|as a warm-hearted, genuine, honest but otherwise unremarkable coming of age tale with a nostalgic feel for the mid 90s
|Sunny Suljic, Alexa Demie, Gio Galicia, Katherine Waterston, Lucas Hedges, Na-kel Smith, Olan Prenatt, Ryder McLaughlin
|12th April 2019
WHAT’S IT ABOUT?
It’s – yes – the mid 1990s and thirteen year old Stevie (Sunny Suljic) has a miserable home-life with a largely hands-off mother (Katherine Waterston) and a bullying big brother (Lucas Hedges).
He befriends a group of older teenaged skateboarders, who – over the course of one summer – give him a crash-course in adolescence, from smoking and drinking to his first encounter with girls.
WHAT’S IT LIKE?
Most people will know Jonah Hill as the slightly podgy one from comedies, including Superbad and Knocked Up, dramas, such as The Wolf of Wall Street and Moneyball and more recently, a film somewhere in between, Don’t Worry, He Won’t Get Far On Foot.
But this time, he’s behind the camera for the first, directing a warm-hearted coming-of-age film, set in the era he grew up in, the mid 1990s.
Authentic as the setting feels, it’s a period a little recent and lacking in personality to feel particularly nostalgic, apart from the odd Nirvana song in the background.
So it’s completely down to the story – of which there is very little – and the characters to carry the film. And from the moment you first see Lucas Hedges smack his little brother around the head, you’re willing Stevie to get out of the house and find someone a less nihilistic to spend his summer with.
And to everyone except his mother, even a bunch of largely eccentric and often psychopathic skateboarders – with nicknames including Fuckshit – will be preferable.
Last seen in a small role in The Killing of a Sacred Deer, Sunny Suljic is a revelation as the cheeky and naive young go-getter, looking to be inspired by something bigger in life.
With his largely unknown cast – particularly in the leading roles – Hill is right on point as he explores the way the relationships unfold – one boy befriends Stevie but largely because he believes he can bully him, but when an older teenager takes him under his wing, the first boy turns against him.
In this band of misfits, Stevie has finally find a group of people he can respect and look up to in the way he can’t to his own older brother and his desire to impress them and keep up with activities, more suited to adulthood, is by turns authentic and uncomfortable – particularly when his first foray into sexual awakening, while it might be many a young boy’s dream, is – in reality – closer to child abuse.
Hill effectively celebrates their exuberance and their love of the outdoors, contrasting this with the introverted bully of a brother who needs a release as much as Stevie does, but doesn’t have the wherewithal to look beyond his computer games console for one.
But some of the relationships within the group feel contrived to make the plot unfold and despite its refreshingly short running time, it still feels a little slow and deliberate to get to the point.

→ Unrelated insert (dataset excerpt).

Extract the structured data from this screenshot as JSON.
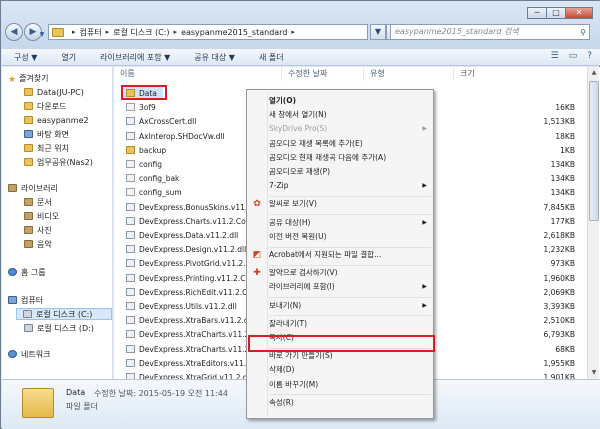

It’s a film about a young teen, looking for an escape from his hum-drum home-life, who finds a kooky gang to while away the hours with – but aside from the skateboarding, apart from the forbidden excitement of a little drinking and smoking, there doesn’t really seem to be enough going on to entertain a thirteen year old for the summer and he doesn’t really have enough in common with the others to form a believable friendship, leaving you feeling he should just find some friends his own age.
It’s a little bit aspirational, but also a little bit boring.
Mid90s is an efficient enough first outing for Hill, but not quite adding up to the sum of its parts, this is not yet his coming of age as a director.